It’s interesting that these last two suggestions are made to people in specific professions, tax collectors and soldiers. John tailors his responses to those people based on where they are in life….because that’s where the way of peace begins, isn’t it? Not necessarily on some grand pilgrimage around the country, but in the small actions of our everyday lives.
It’s good to hear about people like John the Baptist and Peace Pilgrim, people who were able to commit every aspect of their lives to the way of peace. But what about us? How will we commit ourselves to the important work of peacemaking? How will we—in the context of the lives we already are living—create peace in the world? How will we contribute to the world and its people becoming a little more whole?
In a recent Monday’s Musings, I confessed that all those times I’d been asking you all if you didn’t feel overwhelmed by all the broken places in the world, I was actually talking about myself. Oh, yes. I see all the mending the world needs and it mostly makes me want to crawl into bed and pull the covers over my head.
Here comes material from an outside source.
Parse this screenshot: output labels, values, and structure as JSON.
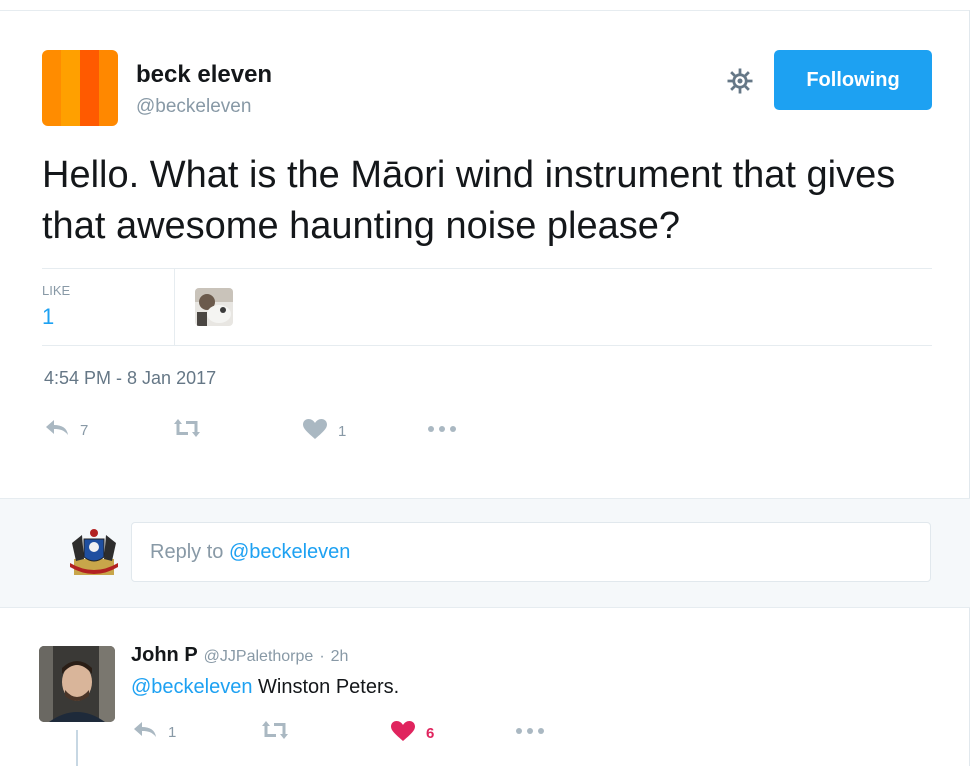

It’s true that a big part of my personal calling in the work of peacemaking is the work I do here at church—preaching about peace, working with the Faith Formation team to provide classes on peace (Rollin’s class), working with the worship team on peace, being in conversation with Earth, Racial Justice, and Benevolence teams on the important work of acting the world into wellbeing.
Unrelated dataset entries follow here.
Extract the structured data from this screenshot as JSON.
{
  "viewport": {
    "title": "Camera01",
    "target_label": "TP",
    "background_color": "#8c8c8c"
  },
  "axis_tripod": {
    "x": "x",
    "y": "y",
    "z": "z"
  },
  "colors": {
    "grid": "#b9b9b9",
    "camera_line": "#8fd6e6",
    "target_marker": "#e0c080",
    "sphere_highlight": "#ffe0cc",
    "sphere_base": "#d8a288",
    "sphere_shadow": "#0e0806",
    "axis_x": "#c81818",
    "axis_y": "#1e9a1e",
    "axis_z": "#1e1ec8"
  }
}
But when it comes to engaging in peacemaking outside the church? That can get overwhelming. How does one decide? There is so much work to do, all of it important, crucial work…but there are only so many hours in the day. How do you decide?
Then I signed up to preach once a month at the prison. Bingo! I’m a preacher; they need preachers. There’s a lot of brokenness in the world that I’m never going to be able to mend. But the second Sunday of the month from 6:30 -7:30 p.m.?….yeah. I can mend that tiny bit.
What tiny bit might you mend? What skills or passion from your day job—or your pre-retirement job—might you employ in mending one tiny piece of the world? And what might happen if each and every one of us tends to mending one or two tiny bits? If each of us diligently works to create shalom in our small corner of the world, might shalom then become more real for the rest of world? What say we give it a try?
In the name of our God, who creates us, redeems us, sustains us, and hopes for our wholeness. Amen.
Kimberleigh Buchanan © 2019 (2016)